Your result should be the lines holding the word "structured", copied from the entries below.

[Supplied records]

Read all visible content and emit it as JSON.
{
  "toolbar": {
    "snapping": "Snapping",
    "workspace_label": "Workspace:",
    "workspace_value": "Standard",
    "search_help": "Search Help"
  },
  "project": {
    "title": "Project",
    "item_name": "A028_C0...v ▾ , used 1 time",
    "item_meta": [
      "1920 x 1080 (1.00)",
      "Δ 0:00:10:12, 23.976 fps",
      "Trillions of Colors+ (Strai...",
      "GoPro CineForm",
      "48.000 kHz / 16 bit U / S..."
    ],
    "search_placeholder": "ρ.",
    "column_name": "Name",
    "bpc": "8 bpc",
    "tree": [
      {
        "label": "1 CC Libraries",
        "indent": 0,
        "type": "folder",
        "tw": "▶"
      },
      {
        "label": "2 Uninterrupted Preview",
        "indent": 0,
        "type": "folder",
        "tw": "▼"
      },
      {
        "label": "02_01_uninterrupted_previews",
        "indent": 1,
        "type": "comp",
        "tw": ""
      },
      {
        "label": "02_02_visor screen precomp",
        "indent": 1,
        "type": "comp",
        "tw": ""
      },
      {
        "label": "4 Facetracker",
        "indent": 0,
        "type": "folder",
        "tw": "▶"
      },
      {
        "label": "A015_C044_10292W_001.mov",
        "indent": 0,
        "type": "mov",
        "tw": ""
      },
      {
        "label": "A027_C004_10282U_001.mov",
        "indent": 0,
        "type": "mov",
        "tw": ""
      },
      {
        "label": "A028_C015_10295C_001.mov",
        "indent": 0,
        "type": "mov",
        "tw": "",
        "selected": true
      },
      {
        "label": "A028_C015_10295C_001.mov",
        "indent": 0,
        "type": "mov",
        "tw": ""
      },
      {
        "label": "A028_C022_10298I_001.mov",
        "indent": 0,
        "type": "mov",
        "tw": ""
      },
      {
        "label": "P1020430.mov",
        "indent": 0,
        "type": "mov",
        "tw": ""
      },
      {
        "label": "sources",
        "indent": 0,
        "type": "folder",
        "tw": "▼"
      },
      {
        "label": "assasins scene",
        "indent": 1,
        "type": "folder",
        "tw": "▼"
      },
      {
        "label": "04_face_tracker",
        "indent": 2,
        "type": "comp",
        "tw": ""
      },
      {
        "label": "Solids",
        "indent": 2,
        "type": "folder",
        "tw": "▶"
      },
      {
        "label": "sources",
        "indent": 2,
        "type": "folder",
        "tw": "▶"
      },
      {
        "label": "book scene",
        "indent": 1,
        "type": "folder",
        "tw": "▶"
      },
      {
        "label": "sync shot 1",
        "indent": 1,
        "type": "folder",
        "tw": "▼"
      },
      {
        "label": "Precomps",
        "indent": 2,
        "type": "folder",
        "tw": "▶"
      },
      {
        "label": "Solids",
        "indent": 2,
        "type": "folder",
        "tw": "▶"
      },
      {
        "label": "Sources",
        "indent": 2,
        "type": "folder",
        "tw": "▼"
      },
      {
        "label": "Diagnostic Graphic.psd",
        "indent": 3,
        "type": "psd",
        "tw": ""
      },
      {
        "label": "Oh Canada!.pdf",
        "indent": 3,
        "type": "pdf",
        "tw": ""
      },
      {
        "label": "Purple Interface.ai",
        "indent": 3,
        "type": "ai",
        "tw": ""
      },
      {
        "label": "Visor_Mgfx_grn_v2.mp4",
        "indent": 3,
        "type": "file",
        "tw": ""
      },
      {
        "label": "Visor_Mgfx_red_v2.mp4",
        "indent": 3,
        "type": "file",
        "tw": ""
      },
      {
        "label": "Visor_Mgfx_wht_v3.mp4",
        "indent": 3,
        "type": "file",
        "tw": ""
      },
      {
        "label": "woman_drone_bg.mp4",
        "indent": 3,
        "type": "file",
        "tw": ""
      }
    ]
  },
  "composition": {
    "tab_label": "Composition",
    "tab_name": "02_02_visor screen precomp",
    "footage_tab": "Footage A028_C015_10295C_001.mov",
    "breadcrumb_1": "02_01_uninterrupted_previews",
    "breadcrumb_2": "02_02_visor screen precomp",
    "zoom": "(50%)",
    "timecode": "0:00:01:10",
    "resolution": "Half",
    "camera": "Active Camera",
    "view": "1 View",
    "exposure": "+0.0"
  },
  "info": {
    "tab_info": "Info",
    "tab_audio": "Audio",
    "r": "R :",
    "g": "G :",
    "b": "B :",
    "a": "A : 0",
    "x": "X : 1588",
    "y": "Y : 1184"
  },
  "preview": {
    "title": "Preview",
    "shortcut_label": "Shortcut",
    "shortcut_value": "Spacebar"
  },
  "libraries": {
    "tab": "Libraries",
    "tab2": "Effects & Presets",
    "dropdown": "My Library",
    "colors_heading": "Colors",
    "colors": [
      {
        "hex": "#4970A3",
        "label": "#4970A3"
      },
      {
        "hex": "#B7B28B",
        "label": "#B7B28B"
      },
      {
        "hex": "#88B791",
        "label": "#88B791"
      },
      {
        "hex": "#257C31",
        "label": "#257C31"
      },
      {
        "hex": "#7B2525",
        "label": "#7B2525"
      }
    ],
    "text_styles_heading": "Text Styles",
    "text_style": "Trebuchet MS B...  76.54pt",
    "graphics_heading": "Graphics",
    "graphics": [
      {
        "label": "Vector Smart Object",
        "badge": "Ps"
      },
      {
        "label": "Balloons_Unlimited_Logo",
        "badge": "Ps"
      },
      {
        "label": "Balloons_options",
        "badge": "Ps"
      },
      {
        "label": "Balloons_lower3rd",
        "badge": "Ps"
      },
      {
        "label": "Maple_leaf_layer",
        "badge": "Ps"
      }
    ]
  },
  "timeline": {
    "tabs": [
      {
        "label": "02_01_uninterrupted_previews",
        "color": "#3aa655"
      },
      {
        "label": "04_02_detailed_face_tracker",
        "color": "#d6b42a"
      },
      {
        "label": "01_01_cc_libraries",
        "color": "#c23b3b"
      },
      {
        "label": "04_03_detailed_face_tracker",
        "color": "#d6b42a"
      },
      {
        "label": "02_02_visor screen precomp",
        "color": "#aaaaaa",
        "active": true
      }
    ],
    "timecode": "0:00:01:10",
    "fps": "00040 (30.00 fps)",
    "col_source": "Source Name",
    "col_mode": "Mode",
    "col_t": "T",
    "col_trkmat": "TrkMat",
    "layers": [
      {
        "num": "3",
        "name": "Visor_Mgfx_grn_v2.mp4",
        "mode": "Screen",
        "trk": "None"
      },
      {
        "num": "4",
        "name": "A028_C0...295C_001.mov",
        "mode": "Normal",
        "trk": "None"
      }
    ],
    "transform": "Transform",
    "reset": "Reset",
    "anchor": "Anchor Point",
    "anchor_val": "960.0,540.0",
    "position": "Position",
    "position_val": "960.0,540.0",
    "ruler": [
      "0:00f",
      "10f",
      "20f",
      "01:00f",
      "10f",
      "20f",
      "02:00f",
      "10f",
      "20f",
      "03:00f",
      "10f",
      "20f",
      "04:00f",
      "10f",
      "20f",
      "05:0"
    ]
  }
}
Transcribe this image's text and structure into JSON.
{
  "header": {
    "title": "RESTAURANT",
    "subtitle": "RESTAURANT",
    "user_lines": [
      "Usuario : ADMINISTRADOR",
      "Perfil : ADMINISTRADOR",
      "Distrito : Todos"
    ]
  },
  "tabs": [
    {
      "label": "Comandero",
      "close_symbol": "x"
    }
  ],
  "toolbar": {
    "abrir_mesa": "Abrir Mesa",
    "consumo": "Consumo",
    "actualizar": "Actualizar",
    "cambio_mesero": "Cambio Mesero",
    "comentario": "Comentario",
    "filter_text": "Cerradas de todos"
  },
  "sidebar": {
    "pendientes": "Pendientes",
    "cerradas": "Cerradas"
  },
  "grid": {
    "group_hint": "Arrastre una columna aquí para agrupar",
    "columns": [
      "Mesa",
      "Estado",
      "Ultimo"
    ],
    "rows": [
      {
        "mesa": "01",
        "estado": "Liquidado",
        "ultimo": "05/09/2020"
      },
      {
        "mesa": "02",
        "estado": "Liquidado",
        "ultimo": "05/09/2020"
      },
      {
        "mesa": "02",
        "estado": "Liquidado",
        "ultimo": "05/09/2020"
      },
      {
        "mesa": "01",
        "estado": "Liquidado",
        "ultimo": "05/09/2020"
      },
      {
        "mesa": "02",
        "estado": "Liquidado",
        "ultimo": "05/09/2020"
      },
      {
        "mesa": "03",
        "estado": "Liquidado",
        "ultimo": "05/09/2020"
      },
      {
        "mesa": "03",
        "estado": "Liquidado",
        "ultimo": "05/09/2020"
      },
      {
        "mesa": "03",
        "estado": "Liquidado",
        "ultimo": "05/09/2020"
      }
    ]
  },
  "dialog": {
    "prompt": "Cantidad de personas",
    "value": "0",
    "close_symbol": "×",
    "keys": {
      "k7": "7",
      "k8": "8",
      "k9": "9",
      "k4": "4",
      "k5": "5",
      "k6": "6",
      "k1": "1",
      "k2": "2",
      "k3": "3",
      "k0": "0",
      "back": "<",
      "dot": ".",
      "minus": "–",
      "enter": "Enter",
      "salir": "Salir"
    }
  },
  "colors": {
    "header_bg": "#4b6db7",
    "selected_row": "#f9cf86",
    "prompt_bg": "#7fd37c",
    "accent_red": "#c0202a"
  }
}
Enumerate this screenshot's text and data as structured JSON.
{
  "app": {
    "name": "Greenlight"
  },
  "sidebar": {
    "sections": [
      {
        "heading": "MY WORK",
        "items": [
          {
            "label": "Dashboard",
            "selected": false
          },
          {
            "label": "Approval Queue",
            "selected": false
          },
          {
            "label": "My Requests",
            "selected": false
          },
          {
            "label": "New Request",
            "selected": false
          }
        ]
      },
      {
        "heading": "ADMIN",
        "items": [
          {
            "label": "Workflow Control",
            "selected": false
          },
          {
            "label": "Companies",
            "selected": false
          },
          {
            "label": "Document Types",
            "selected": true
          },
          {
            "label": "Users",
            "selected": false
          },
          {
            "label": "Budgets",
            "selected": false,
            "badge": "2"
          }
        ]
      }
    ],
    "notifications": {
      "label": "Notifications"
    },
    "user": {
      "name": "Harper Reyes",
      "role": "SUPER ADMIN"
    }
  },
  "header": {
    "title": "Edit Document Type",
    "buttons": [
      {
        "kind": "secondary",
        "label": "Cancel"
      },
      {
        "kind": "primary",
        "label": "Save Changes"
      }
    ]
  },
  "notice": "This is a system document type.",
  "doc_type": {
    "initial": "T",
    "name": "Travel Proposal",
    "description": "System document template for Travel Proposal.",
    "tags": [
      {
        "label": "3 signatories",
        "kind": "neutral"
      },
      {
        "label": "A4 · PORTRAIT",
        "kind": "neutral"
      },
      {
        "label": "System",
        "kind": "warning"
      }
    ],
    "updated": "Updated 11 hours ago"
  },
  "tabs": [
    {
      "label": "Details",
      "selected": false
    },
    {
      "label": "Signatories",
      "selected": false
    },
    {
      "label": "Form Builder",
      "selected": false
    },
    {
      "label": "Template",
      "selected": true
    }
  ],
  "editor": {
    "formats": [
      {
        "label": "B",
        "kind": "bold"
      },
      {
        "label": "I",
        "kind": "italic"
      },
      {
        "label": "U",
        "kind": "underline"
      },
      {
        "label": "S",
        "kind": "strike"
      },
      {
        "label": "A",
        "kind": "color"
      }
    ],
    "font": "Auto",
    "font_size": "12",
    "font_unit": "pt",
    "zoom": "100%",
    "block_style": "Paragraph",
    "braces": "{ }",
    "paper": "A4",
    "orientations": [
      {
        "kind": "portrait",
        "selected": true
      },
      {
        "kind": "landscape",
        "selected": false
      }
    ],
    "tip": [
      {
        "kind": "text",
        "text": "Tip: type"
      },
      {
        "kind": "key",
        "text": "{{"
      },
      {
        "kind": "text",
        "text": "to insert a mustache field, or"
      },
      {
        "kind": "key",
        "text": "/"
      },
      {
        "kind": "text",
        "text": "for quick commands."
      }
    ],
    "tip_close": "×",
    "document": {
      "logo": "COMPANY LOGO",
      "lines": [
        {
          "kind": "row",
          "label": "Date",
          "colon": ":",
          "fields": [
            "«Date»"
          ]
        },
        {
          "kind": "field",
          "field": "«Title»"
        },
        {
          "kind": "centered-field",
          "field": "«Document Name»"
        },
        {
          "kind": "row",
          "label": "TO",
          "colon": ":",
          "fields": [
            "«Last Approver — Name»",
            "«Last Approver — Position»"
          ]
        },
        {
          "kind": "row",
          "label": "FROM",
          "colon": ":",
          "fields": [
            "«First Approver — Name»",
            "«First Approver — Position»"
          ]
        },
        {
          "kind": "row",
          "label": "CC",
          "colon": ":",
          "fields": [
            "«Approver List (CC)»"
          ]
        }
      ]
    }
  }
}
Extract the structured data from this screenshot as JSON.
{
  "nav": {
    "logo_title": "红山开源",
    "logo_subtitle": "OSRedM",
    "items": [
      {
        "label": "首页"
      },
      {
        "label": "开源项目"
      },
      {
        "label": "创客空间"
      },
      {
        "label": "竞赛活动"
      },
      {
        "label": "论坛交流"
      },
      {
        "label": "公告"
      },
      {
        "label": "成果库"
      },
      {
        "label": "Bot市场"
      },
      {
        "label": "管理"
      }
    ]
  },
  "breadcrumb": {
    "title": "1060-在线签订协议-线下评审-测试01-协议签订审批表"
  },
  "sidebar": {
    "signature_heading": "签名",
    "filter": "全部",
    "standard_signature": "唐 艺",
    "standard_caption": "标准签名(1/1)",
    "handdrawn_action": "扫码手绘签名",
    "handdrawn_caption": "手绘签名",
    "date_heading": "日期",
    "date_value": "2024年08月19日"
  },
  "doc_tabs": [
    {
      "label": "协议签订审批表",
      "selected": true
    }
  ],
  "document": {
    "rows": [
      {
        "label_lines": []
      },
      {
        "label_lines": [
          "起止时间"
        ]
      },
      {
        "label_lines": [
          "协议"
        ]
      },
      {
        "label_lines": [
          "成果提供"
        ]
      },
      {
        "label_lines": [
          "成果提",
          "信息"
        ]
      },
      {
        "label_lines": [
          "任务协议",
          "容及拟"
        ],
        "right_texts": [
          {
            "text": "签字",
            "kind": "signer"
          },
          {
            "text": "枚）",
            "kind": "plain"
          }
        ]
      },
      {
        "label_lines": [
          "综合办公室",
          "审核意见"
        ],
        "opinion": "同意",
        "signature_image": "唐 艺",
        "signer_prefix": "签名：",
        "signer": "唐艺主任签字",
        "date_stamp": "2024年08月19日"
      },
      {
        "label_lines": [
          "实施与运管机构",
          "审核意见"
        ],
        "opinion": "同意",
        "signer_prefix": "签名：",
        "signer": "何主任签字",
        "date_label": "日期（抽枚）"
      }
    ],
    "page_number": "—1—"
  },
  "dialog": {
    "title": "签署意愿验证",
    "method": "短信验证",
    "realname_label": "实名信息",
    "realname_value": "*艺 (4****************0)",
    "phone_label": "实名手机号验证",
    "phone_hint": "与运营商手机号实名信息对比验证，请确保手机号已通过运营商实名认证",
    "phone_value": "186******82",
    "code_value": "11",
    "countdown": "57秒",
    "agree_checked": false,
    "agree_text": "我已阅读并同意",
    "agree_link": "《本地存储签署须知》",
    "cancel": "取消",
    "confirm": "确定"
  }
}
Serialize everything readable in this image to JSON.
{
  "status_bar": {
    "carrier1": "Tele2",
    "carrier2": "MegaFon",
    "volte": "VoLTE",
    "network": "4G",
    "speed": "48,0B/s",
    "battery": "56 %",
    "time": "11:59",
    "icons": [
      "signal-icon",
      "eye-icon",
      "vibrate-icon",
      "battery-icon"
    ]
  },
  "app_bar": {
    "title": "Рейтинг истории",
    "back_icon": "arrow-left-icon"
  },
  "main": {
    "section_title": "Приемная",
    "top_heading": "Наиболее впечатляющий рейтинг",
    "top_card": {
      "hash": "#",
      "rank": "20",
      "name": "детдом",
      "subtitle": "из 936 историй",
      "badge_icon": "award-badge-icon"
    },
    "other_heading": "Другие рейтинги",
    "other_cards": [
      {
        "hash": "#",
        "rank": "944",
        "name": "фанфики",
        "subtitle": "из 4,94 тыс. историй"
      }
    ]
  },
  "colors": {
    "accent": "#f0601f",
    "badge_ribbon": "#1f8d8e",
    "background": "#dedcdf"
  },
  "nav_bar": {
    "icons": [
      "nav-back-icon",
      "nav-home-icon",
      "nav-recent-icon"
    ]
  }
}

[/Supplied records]

▸ **Written response**:
Enumerate this screenshot's text and data as structured JSON.
Extract the structured data from this screenshot as JSON.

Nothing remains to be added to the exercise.